Every line below should be copied exactly; drop the pictures.

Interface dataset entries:
+++++

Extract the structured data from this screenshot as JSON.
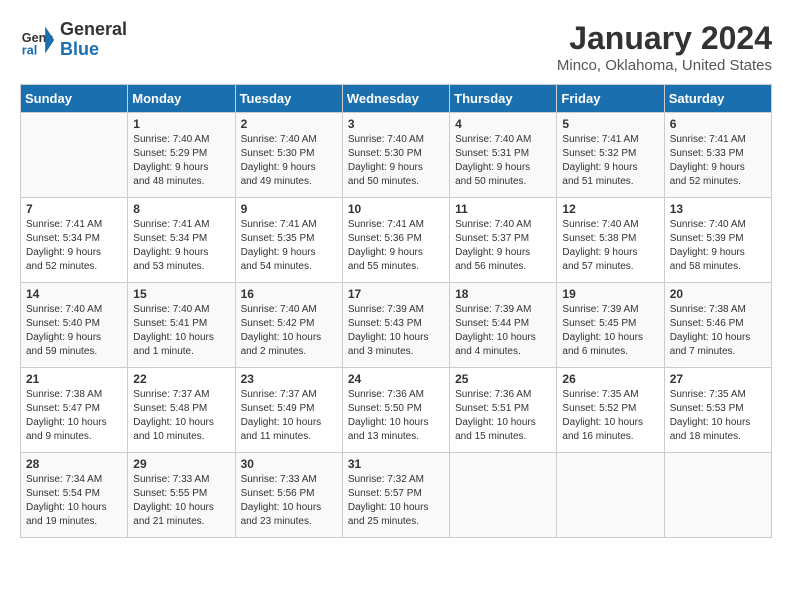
{
  "header": {
    "logo_line1": "General",
    "logo_line2": "Blue",
    "title": "January 2024",
    "subtitle": "Minco, Oklahoma, United States"
  },
  "calendar": {
    "days_of_week": [
      "Sunday",
      "Monday",
      "Tuesday",
      "Wednesday",
      "Thursday",
      "Friday",
      "Saturday"
    ],
    "weeks": [
      [
        {
          "day": "",
          "info": ""
        },
        {
          "day": "1",
          "info": "Sunrise: 7:40 AM\nSunset: 5:29 PM\nDaylight: 9 hours\nand 48 minutes."
        },
        {
          "day": "2",
          "info": "Sunrise: 7:40 AM\nSunset: 5:30 PM\nDaylight: 9 hours\nand 49 minutes."
        },
        {
          "day": "3",
          "info": "Sunrise: 7:40 AM\nSunset: 5:30 PM\nDaylight: 9 hours\nand 50 minutes."
        },
        {
          "day": "4",
          "info": "Sunrise: 7:40 AM\nSunset: 5:31 PM\nDaylight: 9 hours\nand 50 minutes."
        },
        {
          "day": "5",
          "info": "Sunrise: 7:41 AM\nSunset: 5:32 PM\nDaylight: 9 hours\nand 51 minutes."
        },
        {
          "day": "6",
          "info": "Sunrise: 7:41 AM\nSunset: 5:33 PM\nDaylight: 9 hours\nand 52 minutes."
        }
      ],
      [
        {
          "day": "7",
          "info": "Sunrise: 7:41 AM\nSunset: 5:34 PM\nDaylight: 9 hours\nand 52 minutes."
        },
        {
          "day": "8",
          "info": "Sunrise: 7:41 AM\nSunset: 5:34 PM\nDaylight: 9 hours\nand 53 minutes."
        },
        {
          "day": "9",
          "info": "Sunrise: 7:41 AM\nSunset: 5:35 PM\nDaylight: 9 hours\nand 54 minutes."
        },
        {
          "day": "10",
          "info": "Sunrise: 7:41 AM\nSunset: 5:36 PM\nDaylight: 9 hours\nand 55 minutes."
        },
        {
          "day": "11",
          "info": "Sunrise: 7:40 AM\nSunset: 5:37 PM\nDaylight: 9 hours\nand 56 minutes."
        },
        {
          "day": "12",
          "info": "Sunrise: 7:40 AM\nSunset: 5:38 PM\nDaylight: 9 hours\nand 57 minutes."
        },
        {
          "day": "13",
          "info": "Sunrise: 7:40 AM\nSunset: 5:39 PM\nDaylight: 9 hours\nand 58 minutes."
        }
      ],
      [
        {
          "day": "14",
          "info": "Sunrise: 7:40 AM\nSunset: 5:40 PM\nDaylight: 9 hours\nand 59 minutes."
        },
        {
          "day": "15",
          "info": "Sunrise: 7:40 AM\nSunset: 5:41 PM\nDaylight: 10 hours\nand 1 minute."
        },
        {
          "day": "16",
          "info": "Sunrise: 7:40 AM\nSunset: 5:42 PM\nDaylight: 10 hours\nand 2 minutes."
        },
        {
          "day": "17",
          "info": "Sunrise: 7:39 AM\nSunset: 5:43 PM\nDaylight: 10 hours\nand 3 minutes."
        },
        {
          "day": "18",
          "info": "Sunrise: 7:39 AM\nSunset: 5:44 PM\nDaylight: 10 hours\nand 4 minutes."
        },
        {
          "day": "19",
          "info": "Sunrise: 7:39 AM\nSunset: 5:45 PM\nDaylight: 10 hours\nand 6 minutes."
        },
        {
          "day": "20",
          "info": "Sunrise: 7:38 AM\nSunset: 5:46 PM\nDaylight: 10 hours\nand 7 minutes."
        }
      ],
      [
        {
          "day": "21",
          "info": "Sunrise: 7:38 AM\nSunset: 5:47 PM\nDaylight: 10 hours\nand 9 minutes."
        },
        {
          "day": "22",
          "info": "Sunrise: 7:37 AM\nSunset: 5:48 PM\nDaylight: 10 hours\nand 10 minutes."
        },
        {
          "day": "23",
          "info": "Sunrise: 7:37 AM\nSunset: 5:49 PM\nDaylight: 10 hours\nand 11 minutes."
        },
        {
          "day": "24",
          "info": "Sunrise: 7:36 AM\nSunset: 5:50 PM\nDaylight: 10 hours\nand 13 minutes."
        },
        {
          "day": "25",
          "info": "Sunrise: 7:36 AM\nSunset: 5:51 PM\nDaylight: 10 hours\nand 15 minutes."
        },
        {
          "day": "26",
          "info": "Sunrise: 7:35 AM\nSunset: 5:52 PM\nDaylight: 10 hours\nand 16 minutes."
        },
        {
          "day": "27",
          "info": "Sunrise: 7:35 AM\nSunset: 5:53 PM\nDaylight: 10 hours\nand 18 minutes."
        }
      ],
      [
        {
          "day": "28",
          "info": "Sunrise: 7:34 AM\nSunset: 5:54 PM\nDaylight: 10 hours\nand 19 minutes."
        },
        {
          "day": "29",
          "info": "Sunrise: 7:33 AM\nSunset: 5:55 PM\nDaylight: 10 hours\nand 21 minutes."
        },
        {
          "day": "30",
          "info": "Sunrise: 7:33 AM\nSunset: 5:56 PM\nDaylight: 10 hours\nand 23 minutes."
        },
        {
          "day": "31",
          "info": "Sunrise: 7:32 AM\nSunset: 5:57 PM\nDaylight: 10 hours\nand 25 minutes."
        },
        {
          "day": "",
          "info": ""
        },
        {
          "day": "",
          "info": ""
        },
        {
          "day": "",
          "info": ""
        }
      ]
    ]
  }
}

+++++

Answer area:
Extract the structured data from this screenshot as JSON.
{
  "header": {
    "logo_line1": "General",
    "logo_line2": "Blue",
    "title": "January 2024",
    "subtitle": "Minco, Oklahoma, United States"
  },
  "calendar": {
    "days_of_week": [
      "Sunday",
      "Monday",
      "Tuesday",
      "Wednesday",
      "Thursday",
      "Friday",
      "Saturday"
    ],
    "weeks": [
      [
        {
          "day": "",
          "info": ""
        },
        {
          "day": "1",
          "info": "Sunrise: 7:40 AM\nSunset: 5:29 PM\nDaylight: 9 hours\nand 48 minutes."
        },
        {
          "day": "2",
          "info": "Sunrise: 7:40 AM\nSunset: 5:30 PM\nDaylight: 9 hours\nand 49 minutes."
        },
        {
          "day": "3",
          "info": "Sunrise: 7:40 AM\nSunset: 5:30 PM\nDaylight: 9 hours\nand 50 minutes."
        },
        {
          "day": "4",
          "info": "Sunrise: 7:40 AM\nSunset: 5:31 PM\nDaylight: 9 hours\nand 50 minutes."
        },
        {
          "day": "5",
          "info": "Sunrise: 7:41 AM\nSunset: 5:32 PM\nDaylight: 9 hours\nand 51 minutes."
        },
        {
          "day": "6",
          "info": "Sunrise: 7:41 AM\nSunset: 5:33 PM\nDaylight: 9 hours\nand 52 minutes."
        }
      ],
      [
        {
          "day": "7",
          "info": "Sunrise: 7:41 AM\nSunset: 5:34 PM\nDaylight: 9 hours\nand 52 minutes."
        },
        {
          "day": "8",
          "info": "Sunrise: 7:41 AM\nSunset: 5:34 PM\nDaylight: 9 hours\nand 53 minutes."
        },
        {
          "day": "9",
          "info": "Sunrise: 7:41 AM\nSunset: 5:35 PM\nDaylight: 9 hours\nand 54 minutes."
        },
        {
          "day": "10",
          "info": "Sunrise: 7:41 AM\nSunset: 5:36 PM\nDaylight: 9 hours\nand 55 minutes."
        },
        {
          "day": "11",
          "info": "Sunrise: 7:40 AM\nSunset: 5:37 PM\nDaylight: 9 hours\nand 56 minutes."
        },
        {
          "day": "12",
          "info": "Sunrise: 7:40 AM\nSunset: 5:38 PM\nDaylight: 9 hours\nand 57 minutes."
        },
        {
          "day": "13",
          "info": "Sunrise: 7:40 AM\nSunset: 5:39 PM\nDaylight: 9 hours\nand 58 minutes."
        }
      ],
      [
        {
          "day": "14",
          "info": "Sunrise: 7:40 AM\nSunset: 5:40 PM\nDaylight: 9 hours\nand 59 minutes."
        },
        {
          "day": "15",
          "info": "Sunrise: 7:40 AM\nSunset: 5:41 PM\nDaylight: 10 hours\nand 1 minute."
        },
        {
          "day": "16",
          "info": "Sunrise: 7:40 AM\nSunset: 5:42 PM\nDaylight: 10 hours\nand 2 minutes."
        },
        {
          "day": "17",
          "info": "Sunrise: 7:39 AM\nSunset: 5:43 PM\nDaylight: 10 hours\nand 3 minutes."
        },
        {
          "day": "18",
          "info": "Sunrise: 7:39 AM\nSunset: 5:44 PM\nDaylight: 10 hours\nand 4 minutes."
        },
        {
          "day": "19",
          "info": "Sunrise: 7:39 AM\nSunset: 5:45 PM\nDaylight: 10 hours\nand 6 minutes."
        },
        {
          "day": "20",
          "info": "Sunrise: 7:38 AM\nSunset: 5:46 PM\nDaylight: 10 hours\nand 7 minutes."
        }
      ],
      [
        {
          "day": "21",
          "info": "Sunrise: 7:38 AM\nSunset: 5:47 PM\nDaylight: 10 hours\nand 9 minutes."
        },
        {
          "day": "22",
          "info": "Sunrise: 7:37 AM\nSunset: 5:48 PM\nDaylight: 10 hours\nand 10 minutes."
        },
        {
          "day": "23",
          "info": "Sunrise: 7:37 AM\nSunset: 5:49 PM\nDaylight: 10 hours\nand 11 minutes."
        },
        {
          "day": "24",
          "info": "Sunrise: 7:36 AM\nSunset: 5:50 PM\nDaylight: 10 hours\nand 13 minutes."
        },
        {
          "day": "25",
          "info": "Sunrise: 7:36 AM\nSunset: 5:51 PM\nDaylight: 10 hours\nand 15 minutes."
        },
        {
          "day": "26",
          "info": "Sunrise: 7:35 AM\nSunset: 5:52 PM\nDaylight: 10 hours\nand 16 minutes."
        },
        {
          "day": "27",
          "info": "Sunrise: 7:35 AM\nSunset: 5:53 PM\nDaylight: 10 hours\nand 18 minutes."
        }
      ],
      [
        {
          "day": "28",
          "info": "Sunrise: 7:34 AM\nSunset: 5:54 PM\nDaylight: 10 hours\nand 19 minutes."
        },
        {
          "day": "29",
          "info": "Sunrise: 7:33 AM\nSunset: 5:55 PM\nDaylight: 10 hours\nand 21 minutes."
        },
        {
          "day": "30",
          "info": "Sunrise: 7:33 AM\nSunset: 5:56 PM\nDaylight: 10 hours\nand 23 minutes."
        },
        {
          "day": "31",
          "info": "Sunrise: 7:32 AM\nSunset: 5:57 PM\nDaylight: 10 hours\nand 25 minutes."
        },
        {
          "day": "",
          "info": ""
        },
        {
          "day": "",
          "info": ""
        },
        {
          "day": "",
          "info": ""
        }
      ]
    ]
  }
}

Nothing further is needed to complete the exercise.